(Saved entries)
○ ○ ○

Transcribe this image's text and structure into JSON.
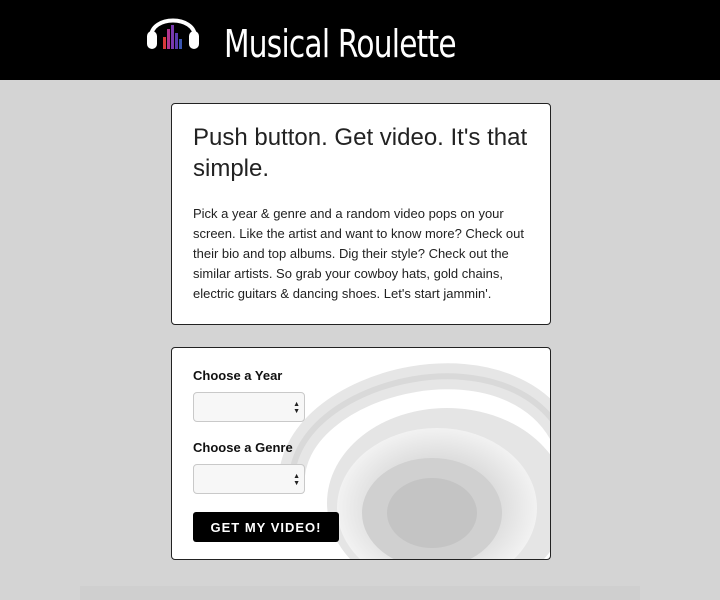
{
  "header": {
    "brand": "Musical Roulette",
    "logo_icon": "headphones-equalizer-icon"
  },
  "intro": {
    "heading": "Push button. Get video. It's that simple.",
    "body": "Pick a year & genre and a random video pops on your screen. Like the artist and want to know more? Check out their bio and top albums. Dig their style? Check out the similar artists. So grab your cowboy hats, gold chains, electric guitars & dancing shoes. Let's start jammin'."
  },
  "form": {
    "year_label": "Choose a Year",
    "year_value": "",
    "genre_label": "Choose a Genre",
    "genre_value": "",
    "submit_label": "GET MY VIDEO!",
    "background_icon": "headphones-photo"
  },
  "colors": {
    "header_bg": "#000000",
    "page_bg": "#d4d4d4",
    "button_bg": "#000000",
    "logo_bars": [
      "#d83a3a",
      "#b2358f",
      "#7a3ab0",
      "#3a55b0"
    ]
  }
}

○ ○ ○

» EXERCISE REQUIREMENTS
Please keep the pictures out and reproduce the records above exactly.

» RESPONSE TO THIS TASK
Transcribe this image's text and structure into JSON.
{
  "header": {
    "brand": "Musical Roulette",
    "logo_icon": "headphones-equalizer-icon"
  },
  "intro": {
    "heading": "Push button. Get video. It's that simple.",
    "body": "Pick a year & genre and a random video pops on your screen. Like the artist and want to know more? Check out their bio and top albums. Dig their style? Check out the similar artists. So grab your cowboy hats, gold chains, electric guitars & dancing shoes. Let's start jammin'."
  },
  "form": {
    "year_label": "Choose a Year",
    "year_value": "",
    "genre_label": "Choose a Genre",
    "genre_value": "",
    "submit_label": "GET MY VIDEO!",
    "background_icon": "headphones-photo"
  },
  "colors": {
    "header_bg": "#000000",
    "page_bg": "#d4d4d4",
    "button_bg": "#000000",
    "logo_bars": [
      "#d83a3a",
      "#b2358f",
      "#7a3ab0",
      "#3a55b0"
    ]
  }
}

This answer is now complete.